[[ EXCERPTED RECORDS open ]]

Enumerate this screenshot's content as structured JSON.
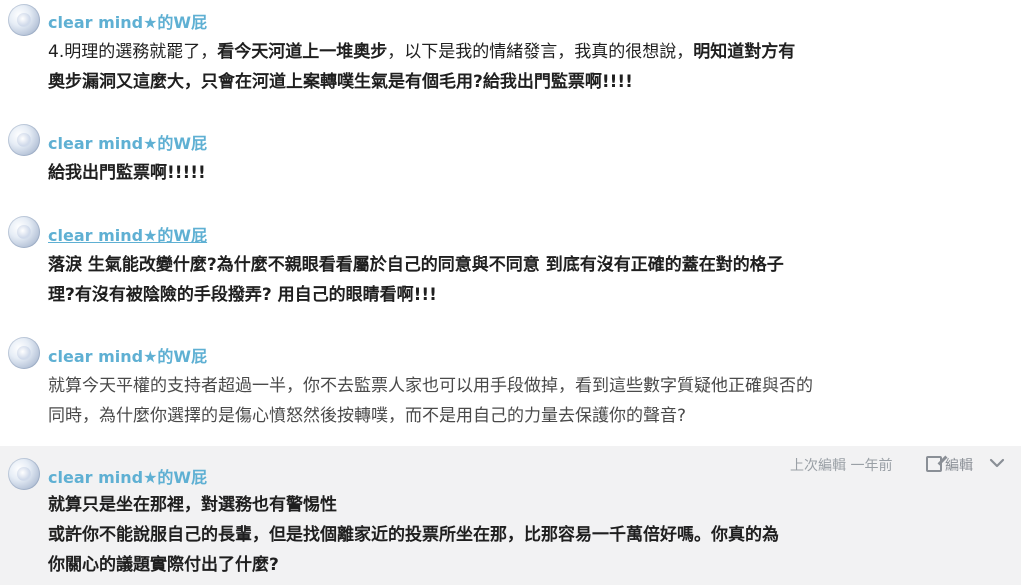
{
  "posts": [
    {
      "author": "clear mind★的W屁",
      "lines": [
        {
          "segments": [
            {
              "text": "4.明理的選務就罷了，",
              "bold": false
            },
            {
              "text": "看今天河道上一堆奧步",
              "bold": true
            },
            {
              "text": "，以下是我的情緒發言，我真的很想說，",
              "bold": false
            },
            {
              "text": "明知道對方有",
              "bold": true
            }
          ]
        },
        {
          "segments": [
            {
              "text": "奧步漏洞又這麼大，只會在河道上案轉噗生氣是有個毛用?給我出門監票啊!!!!",
              "bold": true
            }
          ]
        }
      ]
    },
    {
      "author": "clear mind★的W屁",
      "lines": [
        {
          "segments": [
            {
              "text": "給我出門監票啊!!!!!",
              "bold": true
            }
          ]
        }
      ]
    },
    {
      "author": "clear mind★的W屁",
      "lines": [
        {
          "segments": [
            {
              "text": "落淚 生氣能改變什麼?為什麼不親眼看看屬於自己的同意與不同意 到底有沒有正確的蓋在對的格子",
              "bold": true
            }
          ]
        },
        {
          "segments": [
            {
              "text": "理?有沒有被陰險的手段撥弄? 用自己的眼睛看啊!!!",
              "bold": true
            }
          ]
        }
      ]
    },
    {
      "author": "clear mind★的W屁",
      "lines": [
        {
          "segments": [
            {
              "text": "就算今天平權的支持者超過一半，你不去監票人家也可以用手段做掉，看到這些數字質疑他正確與否的",
              "bold": false
            }
          ]
        },
        {
          "segments": [
            {
              "text": "同時，為什麼你選擇的是傷心憤怒然後按轉噗，而不是用自己的力量去保護你的聲音?",
              "bold": false
            }
          ]
        }
      ]
    },
    {
      "author": "clear mind★的W屁",
      "meta": "上次編輯 一年前",
      "edit_label": "編輯",
      "lines": [
        {
          "segments": [
            {
              "text": "就算只是坐在那裡，對選務也有警惕性",
              "bold": true
            }
          ]
        },
        {
          "segments": [
            {
              "text": "或許你不能說服自己的長輩，但是找個離家近的投票所坐在那，比那容易一千萬倍好嗎。你真的為",
              "bold": true
            }
          ]
        },
        {
          "segments": [
            {
              "text": "你關心的議題實際付出了什麼?",
              "bold": true
            }
          ]
        }
      ]
    }
  ],
  "colors": {
    "author": "#5fb0d3",
    "highlight_bg": "#f2f2f3",
    "meta": "#9aa0a6"
  },
  "icons": [
    "avatar",
    "edit-icon",
    "chevron-down-icon"
  ]
}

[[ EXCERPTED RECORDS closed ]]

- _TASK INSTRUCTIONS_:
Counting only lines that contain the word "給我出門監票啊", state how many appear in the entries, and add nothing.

- _REPLY_:
2